What you are asked to do:
Show every line from the entries that follow which holds the word "loaned".
======== Available data ========
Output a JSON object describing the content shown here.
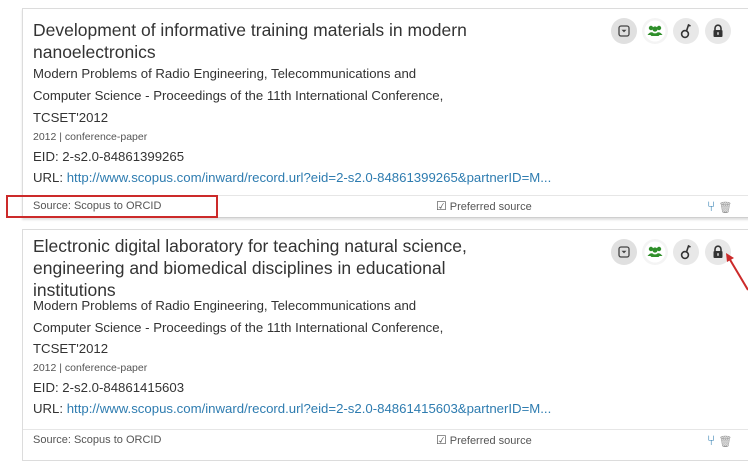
{
  "records": [
    {
      "title": "Development of informative training materials in modern nanoelectronics",
      "journal_lines": [
        "Modern Problems of Radio Engineering, Telecommunications and",
        "Computer Science - Proceedings of the 11th International Conference,",
        "TCSET'2012"
      ],
      "meta": "2012 | conference-paper",
      "eid": "EID: 2-s2.0-84861399265",
      "url_label": "URL: ",
      "url": "http://www.scopus.com/inward/record.url?eid=2-s2.0-84861399265&partnerID=M...",
      "source": "Source: Scopus to ORCID",
      "preferred": "Preferred source"
    },
    {
      "title": "Electronic digital laboratory for teaching natural science, engineering and biomedical disciplines in educational institutions",
      "journal_lines": [
        "Modern Problems of Radio Engineering, Telecommunications and",
        "Computer Science - Proceedings of the 11th International Conference,",
        "TCSET'2012"
      ],
      "meta": "2012 | conference-paper",
      "eid": "EID: 2-s2.0-84861415603",
      "url_label": "URL: ",
      "url": "http://www.scopus.com/inward/record.url?eid=2-s2.0-84861415603&partnerID=M...",
      "source": "Source: Scopus to ORCID",
      "preferred": "Preferred source"
    }
  ],
  "icons": {
    "expand": "expand-toggle-icon",
    "visibility_everyone": "everyone-visibility-icon",
    "visibility_trusted": "trusted-visibility-icon",
    "visibility_private": "private-lock-icon",
    "preferred_check": "checkbox-check-icon",
    "combine": "branch-icon",
    "delete": "trash-icon"
  },
  "colors": {
    "link": "#2e7cb0",
    "everyone_active": "#2f8f2a",
    "annotation_red": "#cc2a2a"
  }
}
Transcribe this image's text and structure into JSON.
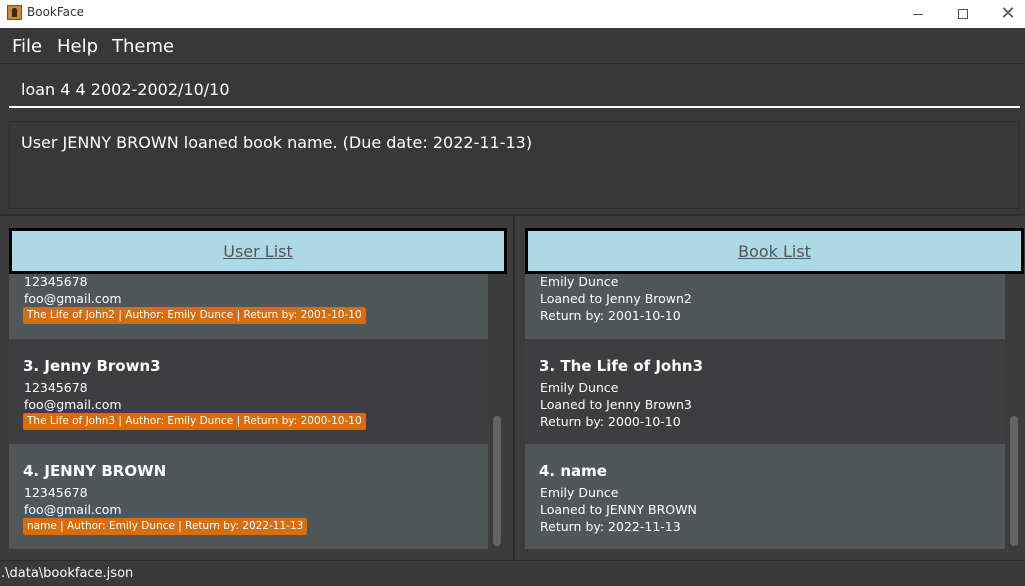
{
  "window": {
    "title": "BookFace",
    "icon": "bookface-app-icon"
  },
  "menu": {
    "items": [
      "File",
      "Help",
      "Theme"
    ]
  },
  "command": {
    "value": "loan 4 4 2002-2002/10/10"
  },
  "result": {
    "text": "User JENNY BROWN loaned book name. (Due date: 2022-11-13)"
  },
  "user_list": {
    "header": "User List",
    "cards": [
      {
        "phone": "12345678",
        "email": "foo@gmail.com",
        "tag": "The Life of John2 | Author: Emily Dunce | Return by: 2001-10-10"
      },
      {
        "title": "3.  Jenny Brown3",
        "phone": "12345678",
        "email": "foo@gmail.com",
        "tag": "The Life of John3 | Author: Emily Dunce | Return by: 2000-10-10"
      },
      {
        "title": "4.  JENNY BROWN",
        "phone": "12345678",
        "email": "foo@gmail.com",
        "tag": "name | Author: Emily Dunce | Return by: 2022-11-13"
      }
    ]
  },
  "book_list": {
    "header": "Book List",
    "cards": [
      {
        "author": "Emily Dunce",
        "loaned": "Loaned to Jenny Brown2",
        "return": "Return by: 2001-10-10"
      },
      {
        "title": "3.  The Life of John3",
        "author": "Emily Dunce",
        "loaned": "Loaned to Jenny Brown3",
        "return": "Return by: 2000-10-10"
      },
      {
        "title": "4.  name",
        "author": "Emily Dunce",
        "loaned": "Loaned to JENNY BROWN",
        "return": "Return by: 2022-11-13"
      }
    ]
  },
  "status": {
    "path": ".\\data\\bookface.json"
  },
  "colors": {
    "header_bg": "#add8e6",
    "tag_bg": "#d86d0b",
    "card_dark": "#3e3e41",
    "card_light": "#515658",
    "background": "#383838"
  }
}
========
Output for this exercise:
    "text": "User JENNY BROWN loaned book name. (Due date: 2022-11-13)"
        "loaned": "Loaned to Jenny Brown2",
        "loaned": "Loaned to Jenny Brown3",
        "loaned": "Loaned to JENNY BROWN",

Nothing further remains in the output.